Nursing Administration is one of the most popular specialty fields in the field of nursing. Although there are a small minority of positions available for nurses with a bachelor’s degree, students wanting to pursue advanced careers in nursing administration will be better prepared by earning a graduate degree from one of the countries leading nursing administrator programs. In university hospitals and large, multi-hospital organizations a doctorate may be required. Course work for Nurse Administration programs includes a study of nursing theory, healthcare finance, human resource management, research and statistics.
What is a Nursing Administrator?
According to the U.S. Bureau of Labor Statistics (BLS), employment in health care administration is projected to grow 23 percent by 2022. The BLS expects more job growth in health practitioner offices because services once available only in hospitals can now be done in physician offices. A nurse administrator is responsible for a group of departments, an entire hospital or several hospitals. These nurses are often referred to as director of nurses, nurse executive or a vice president of nursing. The term nurse administrator is usually reserved for the most senior nurse in a healthcare facility. The United States Bureau of Labor Statistics reports an average annual salary of $92,810 (in May of 2014) for medical and health services managers, which include nurse administrators.
A minimum of a baccalaureate in nursing is required, however a master’s degree is the standard in the field. In large, multi-hospital organizations and university hospitals, a doctorate may be the preferred educational credential. Course work includes topics such as nursing theory, healthcare finance, human resource management, research and statistics. In many cases, a nurse administrator has little or no direct patient contact, rather is responsible for the strategic direction of the nursing services in the organization in planning, organizing and administering the clinical programs under her direction. These highly skilled nurses are required to have excellent financial management skills to develop and monitor budgets for the services they supervise. For careers in human resources, a nurse administrator is responsible for setting performance standards, hiring, supervising and disciplining staff.
What are the Nurse Administrator Masters Degree Programs?
According to the US News and World Report list of best Nursing Administrator Graduate Programs, the following universities and colleges are rated at the top of the list:
- # 1 – University of Pennsylvania – Located in Philadelphia, Pennsylvania
- Tied for #2 – University of Iowa – Located in Iowa City, Iowa
- Tied for #2 – University of Michigan – Located in Ann Harbor, Michigan
- # 4 – University of Illinois – Located in Chicago, Illinois
- Tied for #5 – Johns Hopkins University – Located in Baltimore, Maryland
- Tied for #5 – University of Maryland – Located in Baltimore, Maryland
- Tied for #5 – University of North Carolina – Located in Chapel Hill, North Carolina
- # 9 – University of Alabama– Birmingham, Alabama
- # 10 –Vanderbilt University – Located in Nashville, Tennessee
You can check out this website for information on other top schools for Nursing Administration in the US:
US News and World Report List of Top Graduate Programs in Nursing Administration
How Much Will a Graduate Degree in Nursing Administration Cost?
The cost of a graduate degree in Nursing Administration varies depending on several important factors including:
- What school you choose to attend
- The specialty area you plan to work in
- What area of the country your degree is from
- The level of degree you choose to pursue
A master’s degree in Nurse Administration typically costs about $13,693-$336,620 for in-state tuition and fees of $29,020-$42,080 for out-of-state tuition and fees.
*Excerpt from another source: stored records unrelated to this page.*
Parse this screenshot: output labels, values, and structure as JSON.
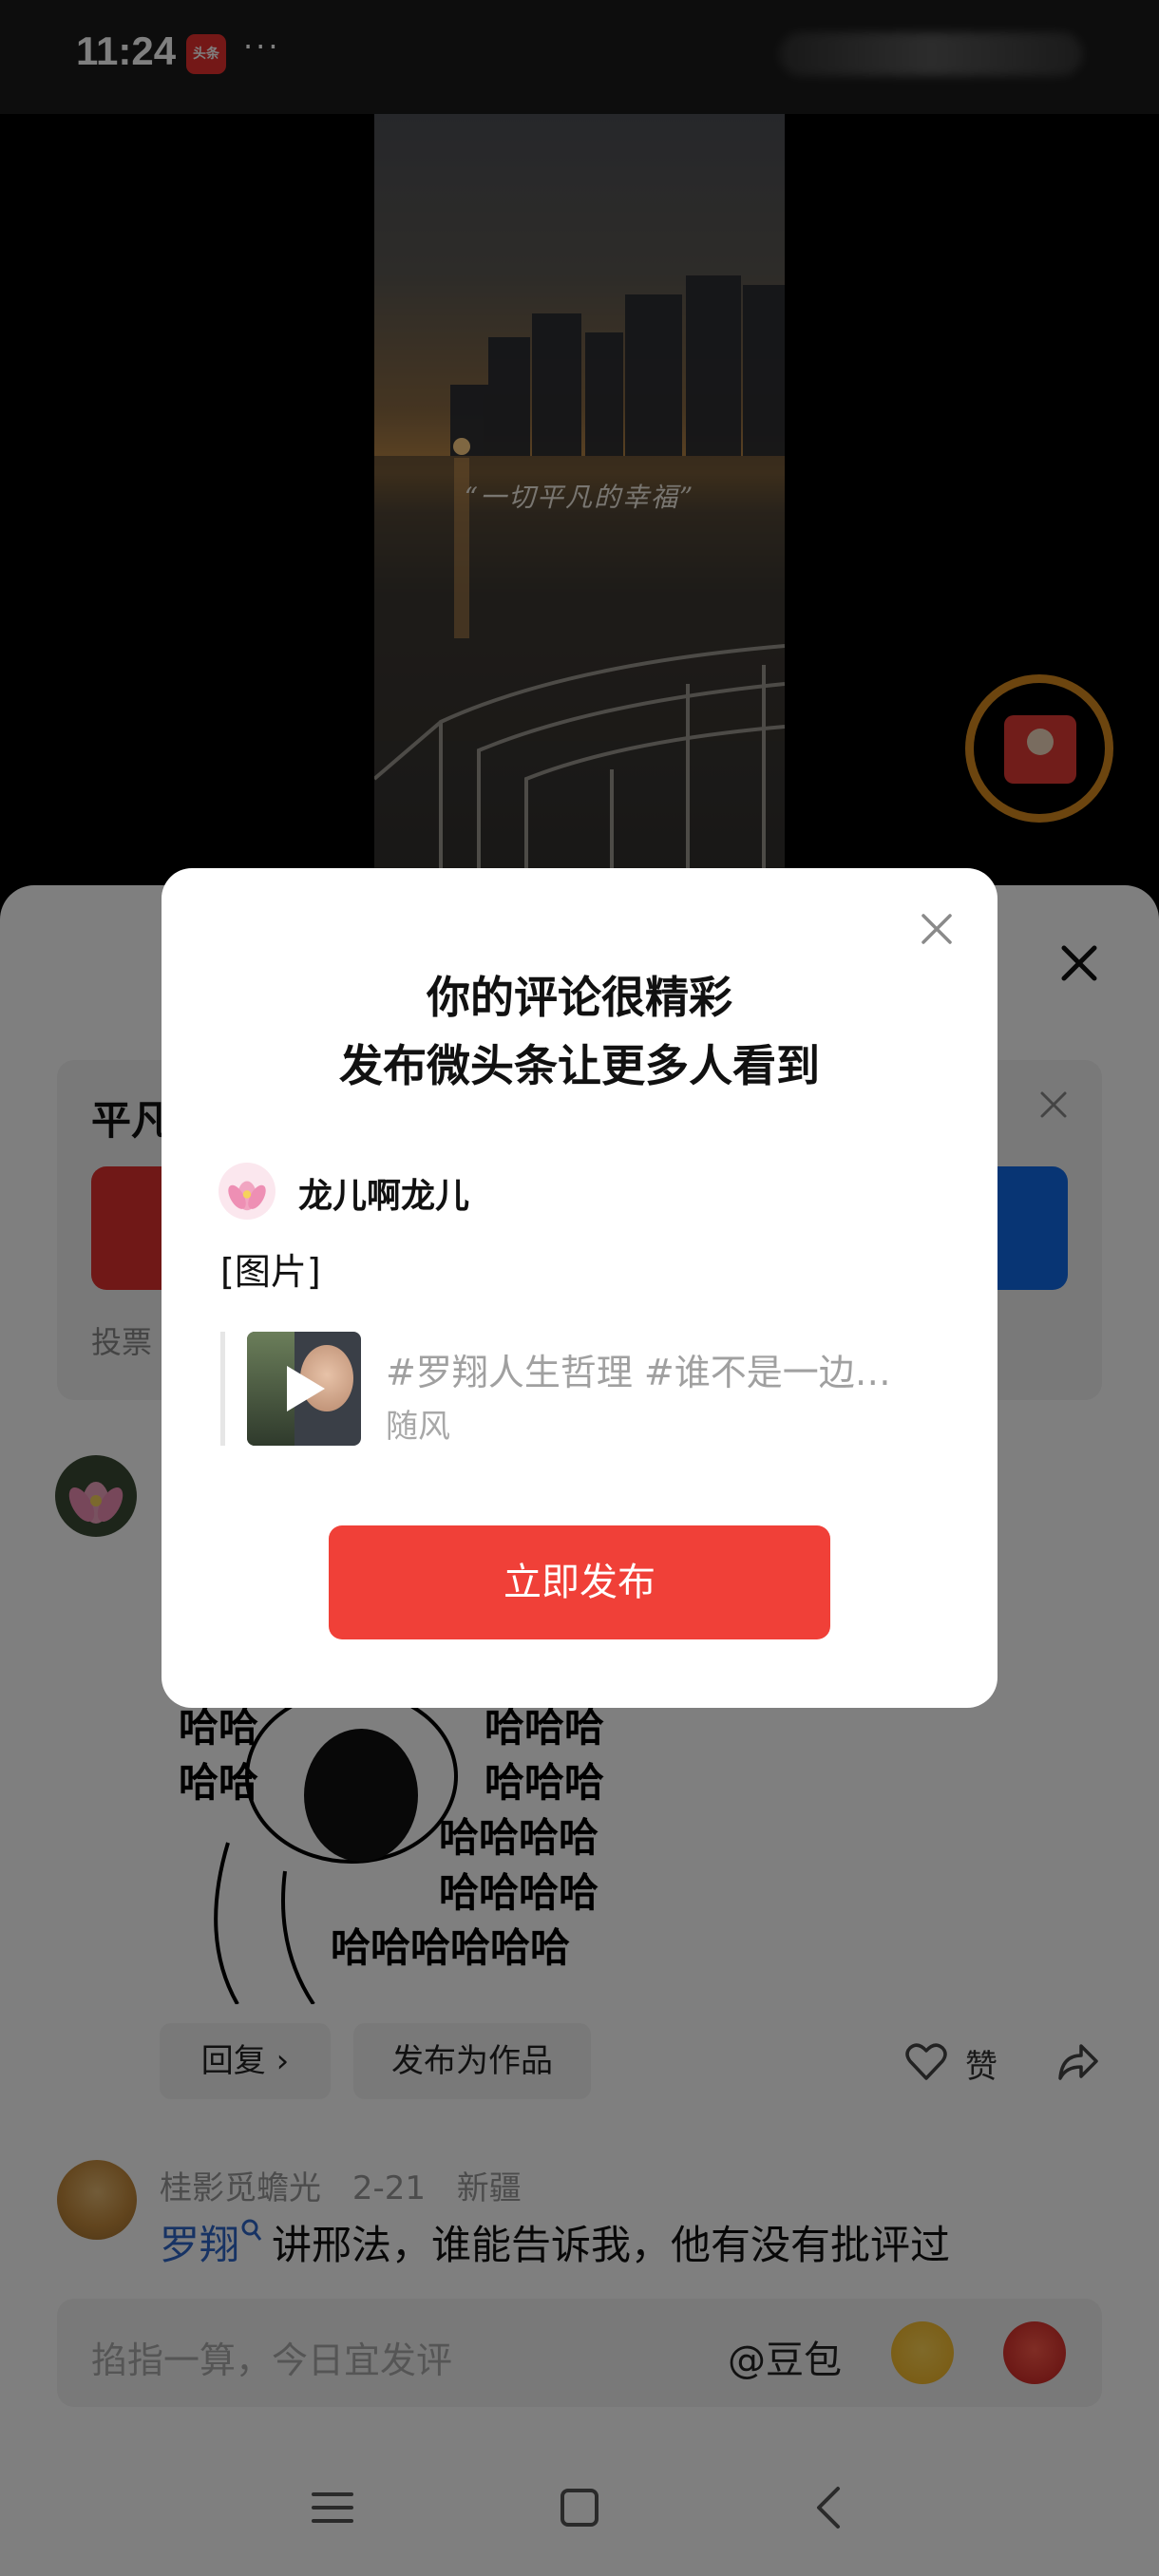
{
  "status_bar": {
    "time": "11:24",
    "app_badge": "头条",
    "dots": "···"
  },
  "video": {
    "overlay_text": "“一切平凡的幸福”"
  },
  "vote_card": {
    "title": "平凡",
    "footer": "投票"
  },
  "comment": {
    "meme_lines": [
      "哈哈",
      "哈哈",
      "哈哈哈",
      "哈哈哈",
      "哈哈哈哈",
      "哈哈哈哈",
      "哈哈哈哈哈哈"
    ],
    "reply_label": "回复 ›",
    "publish_work_label": "发布为作品",
    "like_label": "赞"
  },
  "comment2": {
    "username": "桂影觅蟾光",
    "date": "2-21",
    "location": "新疆",
    "mention": "罗翔",
    "text": "讲邢法，谁能告诉我，他有没有批评过"
  },
  "input_bar": {
    "placeholder": "掐指一算，今日宜发评",
    "doubao": "@豆包"
  },
  "dialog": {
    "title_line1": "你的评论很精彩",
    "title_line2": "发布微头条让更多人看到",
    "user_name": "龙儿啊龙儿",
    "image_tag": "[图片]",
    "video_title": "#罗翔人生哲理 #谁不是一边…",
    "video_author": "随风",
    "publish_button": "立即发布"
  },
  "colors": {
    "accent_red": "#f04038",
    "vote_red": "#e0312f",
    "vote_blue": "#116be8",
    "mention_blue": "#2f66c8",
    "ring_orange": "#d98a1f"
  }
}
This cost represents tuition and fees only for a two-year graduate program (the most common).